I’d follow him to his car to go to the grocery store and to Serenade, a small record shop that used to be on Hillside Ave., where he’d pick out music. The owners of the store knew that I liked to tag along, so they would give me a cassette single to try out on my walkman, and tell me to come back and let them know what I thought of the music. We ventured to Jamaica Ave., where he introduced me to the world of bootlegs. He taught me how to strike a deal. One time I got stuck with a blank cassette, and I was so upset. He laughed and tried to explain to me that when you buy bootlegs, sometimes this kind of thing happened. But he brought me back to the Ave. to complain to the man who sold me the blank SWV cassette, where I told the guy that I wouldn’t buy anything else for him unless he played it in his boombox before I bought it.
He was the best babysitter ever. He would cook fried baloney and let me watch Married With Children even though he knew my mom didn’t usually allow it.
Then we had our wrestling.
The WWF, then the WCW, and later the WWE, was our religion. Every Saturday morning was about Hulk Hogan, The Undertaker, and The Ultimate Warrior. When I’d go to school, the boys would tell me I didn’t know anything about wrestling because I was a girl and a girly girl at that. I’d pull out my WWF membership card and would shoot stats, putting them in their place. Uncle Ray would smile every time I told him that I silenced the boys in the schoolyard.
The last time we got to hang out, of course, it was at Nassau Coliseum for the first all-women’s wrestling Pay-Per-View event. Thanks to work, I scored tickets right behind the press box, and it felt good to treat my uncle to such a plum spot after he took me to wrestling matches for my whole life. He picked me up from the subway, with his house music booming. A couple minutes in the car, he played Level 42’s “Starchild,” a song I had in my head for months, but could not remember the name. When I told him he solved the mystery I had for months, he gave me that smile I hope to never forget. Thanks to pictures, it should remain in my mind forever. But I must admit that I’m afraid of forgetting his voice. It’s what scares me the most.
When it came to music, Uncle Ray was a full-on genius. He knew the best of every genre and loved all kinds of music. You name it, he played it. The very last song on his FB is MOP’s “Ante Up,” which will make me smile forever. Even though his knowledge of music spanned decades, he was always open to the music I liked, and celebrated the music of my generation right along with me. He loved Jay-Z, Notorious BIG, and even new artists like J. Balvin. He introduced me to dancehall, and I introduced him to reggaeton. He fully embraced who I am and what was important to me, and that’s why he was the best third parent I could ever have.
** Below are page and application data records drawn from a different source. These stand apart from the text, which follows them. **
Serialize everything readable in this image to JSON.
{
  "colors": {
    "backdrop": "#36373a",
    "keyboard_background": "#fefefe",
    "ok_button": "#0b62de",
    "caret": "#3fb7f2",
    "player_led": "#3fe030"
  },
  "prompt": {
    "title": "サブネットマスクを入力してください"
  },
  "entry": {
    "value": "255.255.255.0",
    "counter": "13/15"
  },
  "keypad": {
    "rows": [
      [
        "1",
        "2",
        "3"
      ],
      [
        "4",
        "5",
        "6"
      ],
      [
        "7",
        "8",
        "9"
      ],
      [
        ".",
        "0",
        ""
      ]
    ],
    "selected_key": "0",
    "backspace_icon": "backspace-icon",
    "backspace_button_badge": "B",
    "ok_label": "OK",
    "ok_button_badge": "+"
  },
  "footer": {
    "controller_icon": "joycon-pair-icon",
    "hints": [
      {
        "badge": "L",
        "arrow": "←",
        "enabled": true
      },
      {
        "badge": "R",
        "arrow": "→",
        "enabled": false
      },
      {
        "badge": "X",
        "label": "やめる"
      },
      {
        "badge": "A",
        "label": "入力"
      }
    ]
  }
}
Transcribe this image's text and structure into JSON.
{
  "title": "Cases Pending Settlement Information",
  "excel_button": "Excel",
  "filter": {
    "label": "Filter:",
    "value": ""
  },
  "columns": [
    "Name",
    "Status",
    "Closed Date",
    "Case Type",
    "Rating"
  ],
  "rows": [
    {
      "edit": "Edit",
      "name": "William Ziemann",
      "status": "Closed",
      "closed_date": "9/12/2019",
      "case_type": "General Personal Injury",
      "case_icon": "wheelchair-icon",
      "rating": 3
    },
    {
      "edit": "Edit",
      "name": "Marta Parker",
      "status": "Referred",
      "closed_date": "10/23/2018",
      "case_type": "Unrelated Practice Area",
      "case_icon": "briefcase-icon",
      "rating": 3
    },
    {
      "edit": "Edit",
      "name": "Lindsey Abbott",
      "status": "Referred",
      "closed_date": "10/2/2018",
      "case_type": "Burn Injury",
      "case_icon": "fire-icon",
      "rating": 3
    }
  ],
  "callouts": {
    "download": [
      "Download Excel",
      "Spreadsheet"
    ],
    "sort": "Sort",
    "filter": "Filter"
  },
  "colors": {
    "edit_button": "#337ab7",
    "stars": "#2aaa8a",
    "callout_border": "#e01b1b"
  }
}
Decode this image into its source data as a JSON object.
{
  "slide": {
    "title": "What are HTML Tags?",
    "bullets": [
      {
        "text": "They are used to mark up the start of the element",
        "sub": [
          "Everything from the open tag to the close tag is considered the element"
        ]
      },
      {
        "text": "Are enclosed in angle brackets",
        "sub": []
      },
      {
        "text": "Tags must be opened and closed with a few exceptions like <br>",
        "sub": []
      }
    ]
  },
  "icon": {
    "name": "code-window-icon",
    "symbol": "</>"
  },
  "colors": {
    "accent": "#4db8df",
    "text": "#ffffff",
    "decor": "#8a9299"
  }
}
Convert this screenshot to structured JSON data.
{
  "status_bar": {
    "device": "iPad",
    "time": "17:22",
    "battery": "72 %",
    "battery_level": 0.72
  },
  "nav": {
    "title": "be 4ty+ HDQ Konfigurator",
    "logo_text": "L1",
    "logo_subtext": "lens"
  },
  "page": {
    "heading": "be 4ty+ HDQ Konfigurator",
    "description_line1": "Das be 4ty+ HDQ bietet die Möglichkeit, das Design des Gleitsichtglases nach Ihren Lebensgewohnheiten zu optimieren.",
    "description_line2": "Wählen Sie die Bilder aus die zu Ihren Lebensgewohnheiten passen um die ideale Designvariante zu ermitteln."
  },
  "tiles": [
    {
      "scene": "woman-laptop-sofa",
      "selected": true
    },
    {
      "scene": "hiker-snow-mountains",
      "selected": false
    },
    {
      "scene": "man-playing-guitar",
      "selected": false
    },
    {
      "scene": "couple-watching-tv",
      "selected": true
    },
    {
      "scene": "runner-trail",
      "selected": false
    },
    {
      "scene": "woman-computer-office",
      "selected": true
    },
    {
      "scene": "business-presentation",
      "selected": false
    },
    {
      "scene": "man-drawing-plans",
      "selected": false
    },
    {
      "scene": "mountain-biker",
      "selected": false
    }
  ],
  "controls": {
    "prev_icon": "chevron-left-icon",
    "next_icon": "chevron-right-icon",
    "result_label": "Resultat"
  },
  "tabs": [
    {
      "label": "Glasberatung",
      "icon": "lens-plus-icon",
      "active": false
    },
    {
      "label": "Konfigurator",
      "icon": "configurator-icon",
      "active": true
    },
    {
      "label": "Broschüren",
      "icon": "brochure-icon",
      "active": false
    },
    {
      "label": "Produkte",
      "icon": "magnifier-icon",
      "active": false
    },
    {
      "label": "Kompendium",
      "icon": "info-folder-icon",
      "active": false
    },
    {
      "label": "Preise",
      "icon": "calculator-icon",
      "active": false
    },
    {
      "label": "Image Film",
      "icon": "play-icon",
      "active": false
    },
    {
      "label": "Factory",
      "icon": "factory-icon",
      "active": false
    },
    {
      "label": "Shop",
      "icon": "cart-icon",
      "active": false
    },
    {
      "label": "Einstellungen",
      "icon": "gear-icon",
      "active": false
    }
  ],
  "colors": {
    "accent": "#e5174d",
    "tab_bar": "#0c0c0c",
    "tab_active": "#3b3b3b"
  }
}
When Uncle Ray got sick, my mom stepped in and took care of him. I have always admire my mom, but she showed me kindness, and what it means to be completely selfless, putting her brother before herself. With Covid-19, which honestly made it so hard for all of us to be there to support Uncle Ray, I’d call and he’d ask me two questions: How’s work? And how’s the puppy? Even though the puppy is 10. We’d chat and at the end, I’d always say I love you. He never responded back, but I know, as he did in person, that he smiled.
I told my mom, “Uncle Ray never says, I love you!” And she said, you know he never says it, but we all know how much he loves you. And we both laughed, because we knew it was true. I told Uncle Ray I loved him my whole life, and he showed me how much he loved me every single day. That’s what I learned from him most. That when you truly love, and truly care, the memories and the actions are what you truly remember.
In the days after his death, and the reality of Uncle Ray being gone became too overwhelming, I would go to the basement, and pull out all of the records. I could feel his presence, smiling as I sat surrounded by his treasured collection. I could feel him laughing when I tried to find the Prince and Janet stashes that he would always keep out of my reach when I was a little kid. He had one card hanging up, one from me from Father’s Day. His love for me, the whole family, was all around us. He loved me more than words. And I am who I am because he did.
A Set For Uncle Ray The DJ